## WORK REQUEST
Nothing in the records may be altered. Repeat them in full.

## RECORDS FOR THIS EXERCISE
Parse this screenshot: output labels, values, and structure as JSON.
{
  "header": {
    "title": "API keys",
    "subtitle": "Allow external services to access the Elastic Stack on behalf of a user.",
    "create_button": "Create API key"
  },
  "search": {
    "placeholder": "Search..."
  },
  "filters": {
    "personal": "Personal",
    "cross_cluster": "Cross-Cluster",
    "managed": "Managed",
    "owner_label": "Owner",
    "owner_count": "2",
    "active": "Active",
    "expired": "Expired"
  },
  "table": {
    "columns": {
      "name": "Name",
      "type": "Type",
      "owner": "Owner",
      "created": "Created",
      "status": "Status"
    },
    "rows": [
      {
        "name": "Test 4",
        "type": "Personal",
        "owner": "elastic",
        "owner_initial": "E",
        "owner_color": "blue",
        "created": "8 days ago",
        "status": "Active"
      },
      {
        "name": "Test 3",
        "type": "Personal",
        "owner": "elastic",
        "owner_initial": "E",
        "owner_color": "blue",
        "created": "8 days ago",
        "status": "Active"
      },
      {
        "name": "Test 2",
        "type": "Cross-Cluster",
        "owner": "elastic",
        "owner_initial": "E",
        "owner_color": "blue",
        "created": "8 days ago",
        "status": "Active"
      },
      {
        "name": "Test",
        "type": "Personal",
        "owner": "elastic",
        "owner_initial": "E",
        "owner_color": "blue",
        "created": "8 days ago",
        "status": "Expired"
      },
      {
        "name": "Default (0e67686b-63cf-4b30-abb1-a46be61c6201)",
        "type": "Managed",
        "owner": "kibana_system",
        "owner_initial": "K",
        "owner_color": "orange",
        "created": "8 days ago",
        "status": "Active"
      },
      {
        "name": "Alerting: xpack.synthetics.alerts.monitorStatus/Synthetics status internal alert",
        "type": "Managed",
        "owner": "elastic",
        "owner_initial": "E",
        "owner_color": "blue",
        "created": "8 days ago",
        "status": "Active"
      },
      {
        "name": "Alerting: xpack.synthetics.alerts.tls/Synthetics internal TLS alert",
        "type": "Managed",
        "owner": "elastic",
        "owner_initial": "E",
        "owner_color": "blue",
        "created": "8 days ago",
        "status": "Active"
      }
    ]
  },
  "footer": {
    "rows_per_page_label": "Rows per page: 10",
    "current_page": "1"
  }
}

## ANSWER SPACE
Parse this screenshot: output labels, values, and structure as JSON.
{
  "header": {
    "title": "API keys",
    "subtitle": "Allow external services to access the Elastic Stack on behalf of a user.",
    "create_button": "Create API key"
  },
  "search": {
    "placeholder": "Search..."
  },
  "filters": {
    "personal": "Personal",
    "cross_cluster": "Cross-Cluster",
    "managed": "Managed",
    "owner_label": "Owner",
    "owner_count": "2",
    "active": "Active",
    "expired": "Expired"
  },
  "table": {
    "columns": {
      "name": "Name",
      "type": "Type",
      "owner": "Owner",
      "created": "Created",
      "status": "Status"
    },
    "rows": [
      {
        "name": "Test 4",
        "type": "Personal",
        "owner": "elastic",
        "owner_initial": "E",
        "owner_color": "blue",
        "created": "8 days ago",
        "status": "Active"
      },
      {
        "name": "Test 3",
        "type": "Personal",
        "owner": "elastic",
        "owner_initial": "E",
        "owner_color": "blue",
        "created": "8 days ago",
        "status": "Active"
      },
      {
        "name": "Test 2",
        "type": "Cross-Cluster",
        "owner": "elastic",
        "owner_initial": "E",
        "owner_color": "blue",
        "created": "8 days ago",
        "status": "Active"
      },
      {
        "name": "Test",
        "type": "Personal",
        "owner": "elastic",
        "owner_initial": "E",
        "owner_color": "blue",
        "created": "8 days ago",
        "status": "Expired"
      },
      {
        "name": "Default (0e67686b-63cf-4b30-abb1-a46be61c6201)",
        "type": "Managed",
        "owner": "kibana_system",
        "owner_initial": "K",
        "owner_color": "orange",
        "created": "8 days ago",
        "status": "Active"
      },
      {
        "name": "Alerting: xpack.synthetics.alerts.monitorStatus/Synthetics status internal alert",
        "type": "Managed",
        "owner": "elastic",
        "owner_initial": "E",
        "owner_color": "blue",
        "created": "8 days ago",
        "status": "Active"
      },
      {
        "name": "Alerting: xpack.synthetics.alerts.tls/Synthetics internal TLS alert",
        "type": "Managed",
        "owner": "elastic",
        "owner_initial": "E",
        "owner_color": "blue",
        "created": "8 days ago",
        "status": "Active"
      }
    ]
  },
  "footer": {
    "rows_per_page_label": "Rows per page: 10",
    "current_page": "1"
  }
}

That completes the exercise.